Print Friendly, PDF & Email

Insights into Editorial: Terror trail: On Pakistan action against terrorists




External Affairs minister of India S. Jaishankar made a pitch for greater coordination between counter terrorism agencies worldwide.

In his speech to the UN Security Council (UNSC) marking 20 years since the resolutions that announced a global commitment to the war against terror after the U.S. 9/11 attacks.

Urging UN Security Council members not to make false distinctions of “good” terrorists and “bad” terrorists, External Affairs minister S. Jaishankar made indirect references to both China and Pakistan for delaying the process of designating terrorist individuals and entities, as well as failing to stop the funding of terror.

Threat persists for India due to Terrorism:

  1. These terrorist organisations continue to be attractive to misguided youth in India whose loyalties are extraterritorial.
  2. Their numbers may not be formidable, but they can cause a ripple effect that cannot be underestimated.
  3. Terrorist cells are probably engaged in the quiet process of collecting resources for future lethal assaults against India and other countries in the neighbourhood.
  4. Once the pandemic eases, we may see a resurgence of terror. The aggravation of poverty in developing nations due to COVID-19 could offer a fertile ground for recruitment.
  5. The al-Qaeda and the Islamic State are carrying out their recruitment undiminished by the problems posed by the pandemic.
  6. Only these two outfits have an impressive global reach backed by global ambitions.

In UN Security Council (UNSC), India calls for “Zero tolerance to Terrorism”:

  1. India highlighted the necessity to streamline the process of the UN’s top body in designating terrorists while strengthening coordination in the agencies that check their financial resources.
  2. First, the world must acknowledge that terrorist organisations use not only extortion and money laundering, drugs and wildlife trafficking to raise funds, but, in the present and future, will use loopholes in digital security and the “anonymity” provided by block chain technology to access finances.
  3. Second, in a clear reference to Pakistan, India spoke of the need to link actions between the UN and the Financial Action Task Force (FATF), and for countries that “wilfully provide financial assistance and safe havens” as well as “5 star” treatment to criminals and terrorists, to be held to account by them.
  4. India words are significant given that a FATF committee, the Asia Pacific Joint Group (APJG), is meeting this week to finalise recommendations for the FATF on whether to continue Pakistan’s ‘greylisting status’, downgrade it to a blacklist, or let it off, decisions that India is watching closely.
  5. Finally, he pointed to countries that allow their “political and religious” affinities to decide on issues of designation of terrorists, blocking and unblocking requests at the UNSC for such reasons rather than technically evaluate the evidence against these individuals.
  6. While the broad message here was for China, which has often blocked India’s efforts to designate individuals at the UNSC, this also includes Turkey and Malaysia which have helped Pakistan avoid stringent measures at the FATF thus far.

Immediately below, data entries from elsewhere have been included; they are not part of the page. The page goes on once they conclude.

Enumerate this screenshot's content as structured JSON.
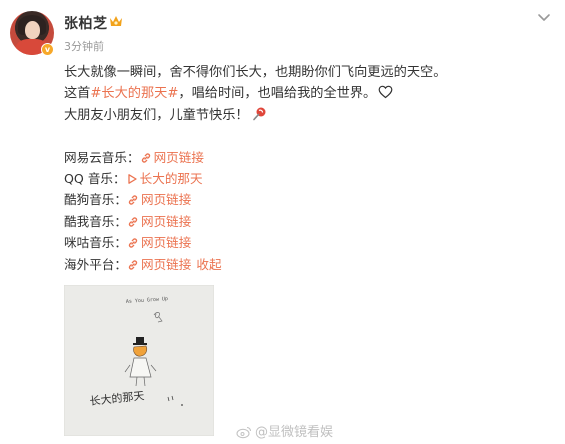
{
  "header": {
    "username": "张柏芝",
    "time": "3分钟前",
    "badge": "v"
  },
  "post": {
    "line1": "长大就像一瞬间，舍不得你们长大，也期盼你们飞向更远的天空。",
    "line2_prefix": "这首",
    "line2_topic": "#长大的那天#",
    "line2_suffix": "，唱给时间，也唱给我的全世界。",
    "line3": "大朋友小朋友们，儿童节快乐！"
  },
  "sources": [
    {
      "label": "网易云音乐：",
      "link": "网页链接",
      "icon": "link-icon"
    },
    {
      "label": "QQ 音乐：",
      "link": "长大的那天",
      "icon": "play-icon"
    },
    {
      "label": "酷狗音乐：",
      "link": "网页链接",
      "icon": "link-icon"
    },
    {
      "label": "酷我音乐：",
      "link": "网页链接",
      "icon": "link-icon"
    },
    {
      "label": "咪咕音乐：",
      "link": "网页链接",
      "icon": "link-icon"
    },
    {
      "label": "海外平台：",
      "link": "网页链接",
      "collapse": "收起",
      "icon": "link-icon"
    }
  ],
  "cover": {
    "handwriting_top": "As You Grow Up",
    "handwriting_title": "长大的那天"
  },
  "watermark": "@显微镜看娱",
  "colors": {
    "accent": "#eb7350",
    "badge": "#f7a829",
    "muted": "#999999"
  }
}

India working with FATF in counter terrorism operations:

  1. Counter Terrorism is a priority area for India during this term and [it] looks forward to contributing to the meeting that seeks not only to identify emerging trends but to also laying the groundwork for common priorities that would shape the future multilateral action in the domain of Counter Terrorism.
  2. India made a call for “enhanced UN coordination with FATF”, just as a meeting of the FATF’s Asia Pacific Joint Group (APJG) got underway, which will review Pakistan’s performance on countering terrorism financing and money laundering, and send recommendations to the FATF Plenary body on whether to continue to keep it on its greylist.
  3. The speech, at the UNSC open debate on “International Cooperation in combating terrorism 20 years after the adoption of 1373 marked the first intervention by the External Affairs Minister since India began its two-year tenure at the Security Council, along with Ministers from other countries that were elected along with India: Estonia, Ireland, Mexico and Norway.

FATF keeps Pakistan on grey list till next review in February 2021:

The FATF “greylist” refers to countries that are “monitored jurisdictions”, while the “blacklist” refers to those facing a “call to action” or severe banking strictures, sanctions and difficulties in accessing loans.

The FATF process also showed concern about the 4,000 names that were on Pakistan’s Schedule-IV list under the Anti-Terrorism Act up to January, but went missing in September 2020. Pakistan has been asked as to how this happened.


The UK and U.S. also referred to the growing threat from “right wing terrorism”, and “racially and ethnically motivated attacks”, with the U.S. representative announcing that the Washington had designated a “white supremacist group” as a globally designated terror entity for the first time last year.

By drawing the connection between the actions of the UNSC and the FATF together, External Affairs minister of India is indicating that India is not only watching what Pakistan does but also how the international community “walks the talk” on “zero tolerance to terrorism”.